The following data is extracted from Reminiscent History Of The Ozark Region, pub. Goodspeed Brothers, Publishers, Chicago 1894.
JOHN BITTLE. No branch of commercial enterprise in Cleburne County, Arkansas, is more important or more representative in character than that of the merchant, and John Bittle is one of the leaders in this line in Heber. He was born in what is now Cleburne County in 1863, a son of Levi and Nancy (Huie) Bittle, who came to this State from Tennessee some time in the forties and located near Shiloh in the Little Red River bottom, the agricultural possibilities of which they were the first to discover. On this farm the father was called from life in 1872, at the age of sixty years, the mother's death occurring when the subject of this sketch was a child. They were worthy members of the Presbyterian Church, and in that faith reared their children, of whom six survive out of a family of nine, and all are residents of Cleburne County. The subject of this sketch was the seventh in order of birth and his early education was acquired in the public schools and in Clinton Academy, after which he was engaged in teaching school for three years in this county, during which time he became known as a thoroughgoing and painstaking pedagogue. In 1887 he engaged in the mercantile business at Shiloh with S. D. Morton, the firm taking the name of S. D. Morton & Co., and afterward that of Morton & Bittle, and continued business under the latter title until 1890, when Mr. Bittle came to Heber and opened an establishment of his own, which he has since conducted with marked success. Upon first entering business with Mr. Morton he had but little means, but his enterprises have prospered and he is now in independent circumstances. While attending school in Clinton he borrowed the money to purchase what books he required and swept the school building and made fires to pay for his tuition, his board being given him on credit. He deserves much commendation for the straightforward course he has pursued throughout life, regardless of the many difficulties that have strewn his path, and for the creditable manner in which he has bent the force of circumstances to his will. He is an energetic and intelligent young man, full of energy and push, and his abilities have received recognition at the hands of his numerous Democratic friends, and he is now a candidate for county treasurer, with every prospect of winning the race. In 1889 he was married to Miss Nettie Taylor, a daughter of W. S. Taylor, of this county. She was born in Waco, Tex., and has borne Mr. Bittle a daughter and son. Mr. Bittle is a member of the A. F. & A. M., and is treasurer of Sugar Loaf Lodge No. 414.

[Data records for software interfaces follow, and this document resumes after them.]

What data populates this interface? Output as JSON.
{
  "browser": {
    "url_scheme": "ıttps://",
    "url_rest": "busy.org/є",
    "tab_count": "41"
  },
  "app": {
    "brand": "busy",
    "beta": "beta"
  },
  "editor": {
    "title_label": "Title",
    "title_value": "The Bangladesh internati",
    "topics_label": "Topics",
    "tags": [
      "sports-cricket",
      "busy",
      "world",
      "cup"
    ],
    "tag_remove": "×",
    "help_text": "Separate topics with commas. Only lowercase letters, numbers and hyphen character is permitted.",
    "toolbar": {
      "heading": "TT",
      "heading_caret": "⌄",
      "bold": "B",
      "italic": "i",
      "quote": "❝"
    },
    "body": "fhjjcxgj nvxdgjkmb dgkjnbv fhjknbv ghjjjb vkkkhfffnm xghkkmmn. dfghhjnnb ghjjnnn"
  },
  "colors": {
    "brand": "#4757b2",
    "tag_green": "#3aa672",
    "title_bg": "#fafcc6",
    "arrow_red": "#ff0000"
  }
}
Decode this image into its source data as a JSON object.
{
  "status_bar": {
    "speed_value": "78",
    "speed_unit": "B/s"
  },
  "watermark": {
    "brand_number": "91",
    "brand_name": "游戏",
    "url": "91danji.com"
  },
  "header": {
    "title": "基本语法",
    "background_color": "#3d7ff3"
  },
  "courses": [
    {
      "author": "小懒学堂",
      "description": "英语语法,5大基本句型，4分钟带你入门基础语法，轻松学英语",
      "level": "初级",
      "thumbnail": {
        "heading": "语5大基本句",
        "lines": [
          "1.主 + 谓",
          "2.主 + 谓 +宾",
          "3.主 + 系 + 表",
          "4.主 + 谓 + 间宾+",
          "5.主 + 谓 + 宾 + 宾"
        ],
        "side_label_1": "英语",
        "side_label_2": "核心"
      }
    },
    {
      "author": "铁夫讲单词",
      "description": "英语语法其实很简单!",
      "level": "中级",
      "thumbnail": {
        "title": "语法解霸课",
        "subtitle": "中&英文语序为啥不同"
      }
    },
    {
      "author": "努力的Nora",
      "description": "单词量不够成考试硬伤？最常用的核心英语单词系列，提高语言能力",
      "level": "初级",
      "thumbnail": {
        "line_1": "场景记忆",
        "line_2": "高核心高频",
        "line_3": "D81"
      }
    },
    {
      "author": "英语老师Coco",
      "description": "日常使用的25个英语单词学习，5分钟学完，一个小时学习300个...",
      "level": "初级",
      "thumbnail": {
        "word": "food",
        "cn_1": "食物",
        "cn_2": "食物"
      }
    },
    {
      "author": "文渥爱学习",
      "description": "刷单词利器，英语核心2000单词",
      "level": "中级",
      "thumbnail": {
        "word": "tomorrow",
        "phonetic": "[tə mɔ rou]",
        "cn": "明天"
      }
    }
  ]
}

Source: Reminiscent History Of The Ozark Region, pub. Goodspeed Brothers, Publishers, Chicago 1894